I called bullshit on both those things and did it my way. I mean the only goal was to hit 50k new words in one month. Does it really matter if those 50k words started at chapter 1 or chapter 10 or 30? What if you were 30k words into a manuscript that was just kicking your ass and you knew if you participated in NaNo you would have the motivation to actually finish that MS? Why should you have to start something new if you had something that needs finishing?
And no outline? Eff that. Some people write with outlines. Some don’t. Some plot out with 3×5 cards plastered to a wall or the floor of their office. Some map out a book like a screenplay with acts. How can anyone running a site that is supposed to encourage writers to hit a goal tell them they’re doing it wrong?
But, like I said, they’ve changed the rules. Now they say:
We think NaNoWriMo works best when you start a brand-new project. However, what’s most important is being excited about what you’re writing.
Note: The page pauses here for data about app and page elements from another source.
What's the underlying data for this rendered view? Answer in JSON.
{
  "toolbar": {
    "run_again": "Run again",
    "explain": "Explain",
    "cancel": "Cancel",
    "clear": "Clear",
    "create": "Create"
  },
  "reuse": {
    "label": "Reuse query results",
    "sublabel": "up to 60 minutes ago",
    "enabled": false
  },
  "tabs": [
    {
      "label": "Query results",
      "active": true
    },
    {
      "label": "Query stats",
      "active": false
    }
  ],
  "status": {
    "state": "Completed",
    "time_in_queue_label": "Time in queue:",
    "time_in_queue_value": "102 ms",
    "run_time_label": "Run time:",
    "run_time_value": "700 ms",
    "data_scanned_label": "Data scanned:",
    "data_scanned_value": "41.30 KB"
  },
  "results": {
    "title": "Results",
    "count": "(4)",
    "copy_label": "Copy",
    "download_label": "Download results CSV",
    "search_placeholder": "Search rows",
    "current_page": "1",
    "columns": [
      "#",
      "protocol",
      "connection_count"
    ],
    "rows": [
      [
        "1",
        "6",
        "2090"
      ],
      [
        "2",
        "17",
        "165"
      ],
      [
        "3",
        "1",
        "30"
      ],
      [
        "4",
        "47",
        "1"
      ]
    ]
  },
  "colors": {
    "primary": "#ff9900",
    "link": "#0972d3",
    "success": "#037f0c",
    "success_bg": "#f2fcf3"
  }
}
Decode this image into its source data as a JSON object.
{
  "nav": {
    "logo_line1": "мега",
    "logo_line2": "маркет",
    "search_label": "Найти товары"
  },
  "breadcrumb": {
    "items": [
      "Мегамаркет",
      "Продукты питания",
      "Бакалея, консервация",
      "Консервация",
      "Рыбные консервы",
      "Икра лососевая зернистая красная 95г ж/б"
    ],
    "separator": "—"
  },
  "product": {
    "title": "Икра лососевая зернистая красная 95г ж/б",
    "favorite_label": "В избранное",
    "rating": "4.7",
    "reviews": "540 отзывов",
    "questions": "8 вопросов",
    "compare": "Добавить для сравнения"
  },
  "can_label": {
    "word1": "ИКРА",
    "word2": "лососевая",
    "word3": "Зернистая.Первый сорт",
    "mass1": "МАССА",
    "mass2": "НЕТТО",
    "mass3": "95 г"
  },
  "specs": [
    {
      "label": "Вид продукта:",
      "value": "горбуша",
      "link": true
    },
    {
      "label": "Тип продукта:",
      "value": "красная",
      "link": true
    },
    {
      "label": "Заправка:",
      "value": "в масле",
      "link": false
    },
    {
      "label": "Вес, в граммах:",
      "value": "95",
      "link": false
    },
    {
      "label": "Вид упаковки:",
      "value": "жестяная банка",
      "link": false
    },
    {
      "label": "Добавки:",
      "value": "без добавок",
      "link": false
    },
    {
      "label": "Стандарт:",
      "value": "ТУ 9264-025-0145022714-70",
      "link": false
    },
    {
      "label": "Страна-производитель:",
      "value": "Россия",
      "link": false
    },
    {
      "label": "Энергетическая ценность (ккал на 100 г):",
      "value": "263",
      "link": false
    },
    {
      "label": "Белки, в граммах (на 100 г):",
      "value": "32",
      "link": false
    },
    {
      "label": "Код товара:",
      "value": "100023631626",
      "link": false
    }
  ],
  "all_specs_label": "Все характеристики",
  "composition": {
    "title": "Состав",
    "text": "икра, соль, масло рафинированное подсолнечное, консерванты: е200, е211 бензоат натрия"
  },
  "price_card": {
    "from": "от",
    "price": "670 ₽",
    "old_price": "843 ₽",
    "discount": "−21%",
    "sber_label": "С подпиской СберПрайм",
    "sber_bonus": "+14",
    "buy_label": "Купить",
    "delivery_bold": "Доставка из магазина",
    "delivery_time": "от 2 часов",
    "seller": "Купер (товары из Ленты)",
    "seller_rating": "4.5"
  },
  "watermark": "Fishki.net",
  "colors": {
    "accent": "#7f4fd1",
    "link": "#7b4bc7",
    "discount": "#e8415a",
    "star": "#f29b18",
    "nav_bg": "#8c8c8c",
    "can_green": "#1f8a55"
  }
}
If you want to work on a pre-existing project, you have our full support!
Outlines, character sketches, and other planning steps are encouraged. Just be sure to only count words written during the month.
About damn time you got on the reality train, NaNo.
I was so upset when I first won NaNo only to find out I was kind of a cheater with my outline and unfinished MS waiting to be finished. But whatevs, I’m not going to change my process for anyone but me and the particular book I’m working on.
So that’s the big secret folks, no one piece of writing advice will work for everyone. And believe it or not, there’s a good chance your process will change over time.
I wrote Earth, Air, Water, and the first two thirds of Fire without an outline. As a pantser. Then I hit a wall with Fire. Maybe because it was the first time I was going to kill a major character. Maybe because it was the first emotionally charged book I’d written yet. Maybe I was afraid to finish it. Whatever it was, I was stuck. I knew what the last scene looked like, but I didn’t know how to get there. So I broke my cardinal rule of no outlines and I outlined that last third. And then I managed to write faster than I had in months.
I used to be a nighttime writer. Now I write with my first cuppa in the morning. Now I can’t pants a book. I need an outline. It was thanks to my well detailed outline of chapter 2 that I managed to write 5,000 words on Tuesday. But you know what? When I tried to write my very first book, I outlined that sucker to the T. And I never finished it. I figured out that I’d lost the momentum, the urgency, to tell the story because, in my novice mind, I’d already told it in the outline.
So see? You change. If you need writing advice, seek it out. Someone might say something that resonates with you and unlocks a secret to get you writing. But if someone says something that doesn’t work for you, ignore it. No one has the magic spell, the perfect balance of ingredients that will work for every writer.
For me, writing Monday through Friday, in the mornings, with an outline, works for me. But it works now. Maybe I’ll be a different writer in two years, who knows? It certainly didn’t work for me ten years ago.
So, don’t let rules tell you you aren’t doing it right. Are you writing? Then you’re doing it right, whatever gets the words on the page is the right way. Be a cheater like me, who cares? Screw ’em!